Data records for software interfaces
++++++

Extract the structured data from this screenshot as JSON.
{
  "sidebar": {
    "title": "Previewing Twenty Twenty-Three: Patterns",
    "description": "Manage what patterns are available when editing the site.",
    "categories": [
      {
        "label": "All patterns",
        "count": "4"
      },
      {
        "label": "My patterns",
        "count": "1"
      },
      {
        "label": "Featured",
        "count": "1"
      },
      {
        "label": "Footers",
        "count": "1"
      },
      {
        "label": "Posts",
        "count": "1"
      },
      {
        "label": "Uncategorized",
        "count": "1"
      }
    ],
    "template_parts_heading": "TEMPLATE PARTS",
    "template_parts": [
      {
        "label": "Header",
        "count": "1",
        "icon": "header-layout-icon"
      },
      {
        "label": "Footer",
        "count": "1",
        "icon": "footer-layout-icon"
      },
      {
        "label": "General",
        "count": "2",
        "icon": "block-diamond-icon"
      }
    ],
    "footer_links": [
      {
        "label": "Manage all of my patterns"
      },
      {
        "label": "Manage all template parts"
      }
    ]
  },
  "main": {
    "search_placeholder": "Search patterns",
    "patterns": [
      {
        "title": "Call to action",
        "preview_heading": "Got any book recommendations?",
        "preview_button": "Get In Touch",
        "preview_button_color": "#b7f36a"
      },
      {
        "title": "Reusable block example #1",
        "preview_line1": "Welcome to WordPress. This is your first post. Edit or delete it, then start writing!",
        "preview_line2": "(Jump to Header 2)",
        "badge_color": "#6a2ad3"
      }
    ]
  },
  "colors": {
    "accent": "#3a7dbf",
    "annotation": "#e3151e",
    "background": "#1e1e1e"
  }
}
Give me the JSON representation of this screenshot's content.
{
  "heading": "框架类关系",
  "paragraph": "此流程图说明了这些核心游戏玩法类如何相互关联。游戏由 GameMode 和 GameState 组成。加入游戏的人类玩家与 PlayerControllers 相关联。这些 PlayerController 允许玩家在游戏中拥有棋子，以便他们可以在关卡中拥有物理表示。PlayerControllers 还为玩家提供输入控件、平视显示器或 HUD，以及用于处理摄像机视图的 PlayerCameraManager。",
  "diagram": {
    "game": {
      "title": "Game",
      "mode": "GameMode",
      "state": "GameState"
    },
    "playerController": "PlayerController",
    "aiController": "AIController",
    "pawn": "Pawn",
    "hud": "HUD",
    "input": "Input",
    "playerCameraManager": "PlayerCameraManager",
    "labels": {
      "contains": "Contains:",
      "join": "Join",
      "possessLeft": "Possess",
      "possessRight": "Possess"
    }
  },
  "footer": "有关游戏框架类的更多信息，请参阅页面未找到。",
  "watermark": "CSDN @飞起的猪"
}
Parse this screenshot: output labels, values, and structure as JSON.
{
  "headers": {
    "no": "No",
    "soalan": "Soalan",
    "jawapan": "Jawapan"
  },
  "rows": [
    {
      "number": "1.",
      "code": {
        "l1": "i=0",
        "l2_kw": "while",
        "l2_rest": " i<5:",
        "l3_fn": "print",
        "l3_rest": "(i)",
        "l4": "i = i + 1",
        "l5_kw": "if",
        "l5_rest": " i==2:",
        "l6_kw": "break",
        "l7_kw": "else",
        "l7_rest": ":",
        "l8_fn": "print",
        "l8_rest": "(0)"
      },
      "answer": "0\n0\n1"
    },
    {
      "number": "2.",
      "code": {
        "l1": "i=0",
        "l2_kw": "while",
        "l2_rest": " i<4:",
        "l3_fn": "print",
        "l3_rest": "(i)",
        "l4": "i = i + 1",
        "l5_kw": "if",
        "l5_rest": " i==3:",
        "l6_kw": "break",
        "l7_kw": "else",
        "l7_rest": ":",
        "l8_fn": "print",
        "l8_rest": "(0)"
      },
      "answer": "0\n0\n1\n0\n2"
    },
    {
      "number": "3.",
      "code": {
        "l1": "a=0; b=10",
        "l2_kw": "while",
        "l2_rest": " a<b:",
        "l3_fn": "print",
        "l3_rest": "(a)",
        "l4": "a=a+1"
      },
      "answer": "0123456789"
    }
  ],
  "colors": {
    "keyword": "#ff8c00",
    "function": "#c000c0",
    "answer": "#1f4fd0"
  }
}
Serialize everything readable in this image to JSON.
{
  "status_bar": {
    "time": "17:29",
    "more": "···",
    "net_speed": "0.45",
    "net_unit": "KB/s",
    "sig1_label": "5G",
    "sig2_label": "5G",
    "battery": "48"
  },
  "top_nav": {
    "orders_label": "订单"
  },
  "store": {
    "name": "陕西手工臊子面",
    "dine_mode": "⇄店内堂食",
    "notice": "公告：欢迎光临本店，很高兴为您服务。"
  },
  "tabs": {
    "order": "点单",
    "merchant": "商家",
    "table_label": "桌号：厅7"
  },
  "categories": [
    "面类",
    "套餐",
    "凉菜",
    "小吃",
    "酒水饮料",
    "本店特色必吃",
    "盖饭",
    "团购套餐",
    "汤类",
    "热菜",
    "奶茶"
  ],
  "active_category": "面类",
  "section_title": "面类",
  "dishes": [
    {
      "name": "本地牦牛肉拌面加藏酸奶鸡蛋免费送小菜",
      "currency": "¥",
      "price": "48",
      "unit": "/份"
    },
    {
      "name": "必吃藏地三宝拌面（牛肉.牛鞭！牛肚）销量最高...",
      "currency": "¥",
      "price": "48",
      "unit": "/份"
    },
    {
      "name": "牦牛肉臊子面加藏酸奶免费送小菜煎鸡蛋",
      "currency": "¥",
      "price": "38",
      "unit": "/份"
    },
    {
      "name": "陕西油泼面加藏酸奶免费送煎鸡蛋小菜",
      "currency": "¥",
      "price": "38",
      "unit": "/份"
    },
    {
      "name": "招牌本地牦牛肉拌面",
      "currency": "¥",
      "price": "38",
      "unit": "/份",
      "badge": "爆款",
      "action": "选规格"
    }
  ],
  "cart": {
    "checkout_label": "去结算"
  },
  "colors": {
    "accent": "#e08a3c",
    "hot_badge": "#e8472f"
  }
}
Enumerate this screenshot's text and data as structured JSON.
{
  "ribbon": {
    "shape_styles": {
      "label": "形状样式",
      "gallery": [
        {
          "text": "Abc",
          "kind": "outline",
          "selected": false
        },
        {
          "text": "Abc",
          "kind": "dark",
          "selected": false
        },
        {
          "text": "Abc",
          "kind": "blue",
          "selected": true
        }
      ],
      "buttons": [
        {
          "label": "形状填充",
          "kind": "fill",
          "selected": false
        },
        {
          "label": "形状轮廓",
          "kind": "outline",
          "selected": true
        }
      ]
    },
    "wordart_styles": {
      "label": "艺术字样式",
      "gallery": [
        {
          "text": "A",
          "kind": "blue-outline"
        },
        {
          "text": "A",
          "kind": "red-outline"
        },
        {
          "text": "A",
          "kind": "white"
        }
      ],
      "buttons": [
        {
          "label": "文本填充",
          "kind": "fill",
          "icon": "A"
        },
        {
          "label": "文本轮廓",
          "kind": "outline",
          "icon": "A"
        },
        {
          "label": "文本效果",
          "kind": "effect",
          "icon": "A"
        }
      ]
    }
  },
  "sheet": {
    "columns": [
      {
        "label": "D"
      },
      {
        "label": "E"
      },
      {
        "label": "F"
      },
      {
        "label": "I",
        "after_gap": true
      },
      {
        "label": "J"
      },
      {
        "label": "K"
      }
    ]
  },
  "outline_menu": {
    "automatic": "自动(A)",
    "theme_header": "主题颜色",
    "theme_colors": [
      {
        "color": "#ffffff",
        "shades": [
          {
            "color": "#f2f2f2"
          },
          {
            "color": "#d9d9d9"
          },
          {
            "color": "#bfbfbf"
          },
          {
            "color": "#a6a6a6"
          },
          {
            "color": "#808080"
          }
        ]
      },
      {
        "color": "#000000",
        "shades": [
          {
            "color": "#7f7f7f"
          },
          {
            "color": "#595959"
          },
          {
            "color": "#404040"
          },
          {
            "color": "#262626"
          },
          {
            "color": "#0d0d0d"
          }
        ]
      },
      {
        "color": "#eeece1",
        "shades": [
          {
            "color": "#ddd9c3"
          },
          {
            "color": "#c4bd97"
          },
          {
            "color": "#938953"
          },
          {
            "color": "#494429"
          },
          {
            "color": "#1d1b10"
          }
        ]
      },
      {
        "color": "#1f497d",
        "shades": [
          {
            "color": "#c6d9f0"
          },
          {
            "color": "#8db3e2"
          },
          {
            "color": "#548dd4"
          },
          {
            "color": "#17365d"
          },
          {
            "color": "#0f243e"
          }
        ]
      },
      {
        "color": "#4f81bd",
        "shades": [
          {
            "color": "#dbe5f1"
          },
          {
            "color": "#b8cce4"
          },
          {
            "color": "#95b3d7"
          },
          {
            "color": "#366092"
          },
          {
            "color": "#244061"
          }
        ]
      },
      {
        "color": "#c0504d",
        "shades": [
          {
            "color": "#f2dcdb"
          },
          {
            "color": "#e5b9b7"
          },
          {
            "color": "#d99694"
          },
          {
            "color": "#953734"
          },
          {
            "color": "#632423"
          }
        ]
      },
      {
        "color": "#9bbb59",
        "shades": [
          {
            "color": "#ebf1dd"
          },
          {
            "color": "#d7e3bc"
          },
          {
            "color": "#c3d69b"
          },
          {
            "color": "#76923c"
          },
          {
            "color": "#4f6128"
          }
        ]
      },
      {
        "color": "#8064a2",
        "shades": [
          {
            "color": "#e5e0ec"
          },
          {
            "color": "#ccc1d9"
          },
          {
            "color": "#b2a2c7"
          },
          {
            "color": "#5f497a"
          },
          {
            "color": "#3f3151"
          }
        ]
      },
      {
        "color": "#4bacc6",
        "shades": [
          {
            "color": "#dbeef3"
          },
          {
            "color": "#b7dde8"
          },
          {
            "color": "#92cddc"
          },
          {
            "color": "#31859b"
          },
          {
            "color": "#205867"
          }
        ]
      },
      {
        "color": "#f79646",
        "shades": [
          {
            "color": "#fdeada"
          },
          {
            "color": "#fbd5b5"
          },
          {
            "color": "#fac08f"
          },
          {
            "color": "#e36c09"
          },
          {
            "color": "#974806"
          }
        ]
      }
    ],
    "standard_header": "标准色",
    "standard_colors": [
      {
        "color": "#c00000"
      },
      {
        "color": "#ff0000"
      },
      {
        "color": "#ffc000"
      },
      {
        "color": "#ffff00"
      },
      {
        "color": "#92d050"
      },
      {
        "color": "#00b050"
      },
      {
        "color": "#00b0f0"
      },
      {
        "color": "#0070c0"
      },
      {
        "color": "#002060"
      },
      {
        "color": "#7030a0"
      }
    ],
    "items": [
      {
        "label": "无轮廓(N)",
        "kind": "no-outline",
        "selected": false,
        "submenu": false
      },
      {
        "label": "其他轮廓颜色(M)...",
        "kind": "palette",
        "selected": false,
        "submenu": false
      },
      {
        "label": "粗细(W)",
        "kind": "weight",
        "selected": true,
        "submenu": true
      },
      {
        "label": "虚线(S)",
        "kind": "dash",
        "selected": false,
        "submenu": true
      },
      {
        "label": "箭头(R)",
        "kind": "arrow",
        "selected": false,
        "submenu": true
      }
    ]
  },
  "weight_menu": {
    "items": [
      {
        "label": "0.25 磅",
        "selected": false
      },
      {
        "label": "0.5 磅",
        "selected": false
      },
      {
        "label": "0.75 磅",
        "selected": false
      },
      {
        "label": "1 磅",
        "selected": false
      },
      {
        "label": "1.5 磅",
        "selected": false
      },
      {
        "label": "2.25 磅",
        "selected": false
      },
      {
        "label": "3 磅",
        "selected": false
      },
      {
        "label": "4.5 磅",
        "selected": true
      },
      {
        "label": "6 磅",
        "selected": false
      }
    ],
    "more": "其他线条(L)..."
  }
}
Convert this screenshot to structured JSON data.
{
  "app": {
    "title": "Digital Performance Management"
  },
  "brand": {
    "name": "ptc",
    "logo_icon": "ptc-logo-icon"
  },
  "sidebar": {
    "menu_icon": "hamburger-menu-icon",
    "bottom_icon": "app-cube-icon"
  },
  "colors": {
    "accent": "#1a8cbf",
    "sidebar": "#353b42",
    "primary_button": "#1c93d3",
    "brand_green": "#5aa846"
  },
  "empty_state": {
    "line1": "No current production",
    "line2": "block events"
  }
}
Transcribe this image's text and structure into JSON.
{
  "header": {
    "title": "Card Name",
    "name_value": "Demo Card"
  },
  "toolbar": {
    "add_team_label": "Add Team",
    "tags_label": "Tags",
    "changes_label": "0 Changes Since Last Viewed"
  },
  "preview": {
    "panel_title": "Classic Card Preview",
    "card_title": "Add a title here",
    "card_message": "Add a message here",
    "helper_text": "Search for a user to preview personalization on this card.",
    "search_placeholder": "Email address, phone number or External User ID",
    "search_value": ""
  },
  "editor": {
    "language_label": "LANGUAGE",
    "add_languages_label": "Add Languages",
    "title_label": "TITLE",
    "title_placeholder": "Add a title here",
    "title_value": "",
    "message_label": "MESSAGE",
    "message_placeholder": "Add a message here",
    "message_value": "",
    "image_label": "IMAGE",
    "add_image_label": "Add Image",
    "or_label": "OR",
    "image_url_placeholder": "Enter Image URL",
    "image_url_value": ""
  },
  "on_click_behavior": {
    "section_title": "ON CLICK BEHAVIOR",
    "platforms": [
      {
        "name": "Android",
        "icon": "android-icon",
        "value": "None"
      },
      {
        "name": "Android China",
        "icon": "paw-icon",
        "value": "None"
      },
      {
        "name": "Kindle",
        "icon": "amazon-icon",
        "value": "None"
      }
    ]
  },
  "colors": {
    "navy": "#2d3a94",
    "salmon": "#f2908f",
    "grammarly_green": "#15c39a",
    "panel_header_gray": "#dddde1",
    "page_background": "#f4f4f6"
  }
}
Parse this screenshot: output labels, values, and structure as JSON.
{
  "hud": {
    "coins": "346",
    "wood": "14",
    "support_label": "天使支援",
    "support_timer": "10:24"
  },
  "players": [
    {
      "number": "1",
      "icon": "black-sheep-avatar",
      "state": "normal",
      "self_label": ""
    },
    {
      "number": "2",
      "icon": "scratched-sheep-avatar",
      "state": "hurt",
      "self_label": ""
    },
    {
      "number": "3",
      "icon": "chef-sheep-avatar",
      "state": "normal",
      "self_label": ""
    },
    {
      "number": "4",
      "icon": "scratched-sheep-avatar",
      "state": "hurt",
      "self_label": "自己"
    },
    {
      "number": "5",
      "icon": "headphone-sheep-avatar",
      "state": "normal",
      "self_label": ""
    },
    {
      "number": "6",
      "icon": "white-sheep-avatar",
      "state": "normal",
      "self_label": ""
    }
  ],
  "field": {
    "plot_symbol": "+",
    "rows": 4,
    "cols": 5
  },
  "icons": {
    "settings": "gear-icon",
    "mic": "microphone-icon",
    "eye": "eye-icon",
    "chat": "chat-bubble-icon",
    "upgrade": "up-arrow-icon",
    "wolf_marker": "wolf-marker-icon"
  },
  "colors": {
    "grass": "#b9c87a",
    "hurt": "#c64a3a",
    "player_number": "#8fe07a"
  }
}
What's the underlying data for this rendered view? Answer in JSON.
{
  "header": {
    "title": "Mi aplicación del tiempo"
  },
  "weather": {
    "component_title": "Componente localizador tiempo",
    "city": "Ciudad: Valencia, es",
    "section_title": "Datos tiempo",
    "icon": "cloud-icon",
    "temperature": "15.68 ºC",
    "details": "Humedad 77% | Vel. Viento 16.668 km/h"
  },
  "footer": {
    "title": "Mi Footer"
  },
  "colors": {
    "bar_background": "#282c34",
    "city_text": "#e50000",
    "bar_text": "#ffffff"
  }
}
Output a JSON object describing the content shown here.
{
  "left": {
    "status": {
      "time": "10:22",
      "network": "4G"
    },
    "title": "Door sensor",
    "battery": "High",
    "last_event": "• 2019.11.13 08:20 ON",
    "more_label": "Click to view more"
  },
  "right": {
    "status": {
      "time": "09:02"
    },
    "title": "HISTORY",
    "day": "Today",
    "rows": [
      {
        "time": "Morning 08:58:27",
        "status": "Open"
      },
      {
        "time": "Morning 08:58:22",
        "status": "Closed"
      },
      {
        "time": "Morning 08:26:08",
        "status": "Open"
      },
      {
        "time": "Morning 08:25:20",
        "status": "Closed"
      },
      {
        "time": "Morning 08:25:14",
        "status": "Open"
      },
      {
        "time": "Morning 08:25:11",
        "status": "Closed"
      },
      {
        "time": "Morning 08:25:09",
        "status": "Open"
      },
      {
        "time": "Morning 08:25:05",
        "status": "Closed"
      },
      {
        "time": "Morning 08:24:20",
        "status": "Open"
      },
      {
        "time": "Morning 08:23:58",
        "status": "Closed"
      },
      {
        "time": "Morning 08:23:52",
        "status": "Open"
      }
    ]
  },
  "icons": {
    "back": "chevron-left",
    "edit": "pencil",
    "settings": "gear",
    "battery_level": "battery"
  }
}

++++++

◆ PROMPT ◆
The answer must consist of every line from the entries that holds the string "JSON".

◆ ANSWER TO THE EXERCISE ◆
Extract the structured data from this screenshot as JSON.
Give me the JSON representation of this screenshot's content.
Parse this screenshot: output labels, values, and structure as JSON.
Serialize everything readable in this image to JSON.
Enumerate this screenshot's text and data as structured JSON.
Convert this screenshot to structured JSON data.
Transcribe this image's text and structure into JSON.
Parse this screenshot: output labels, values, and structure as JSON.
What's the underlying data for this rendered view? Answer in JSON.
Output a JSON object describing the content shown here.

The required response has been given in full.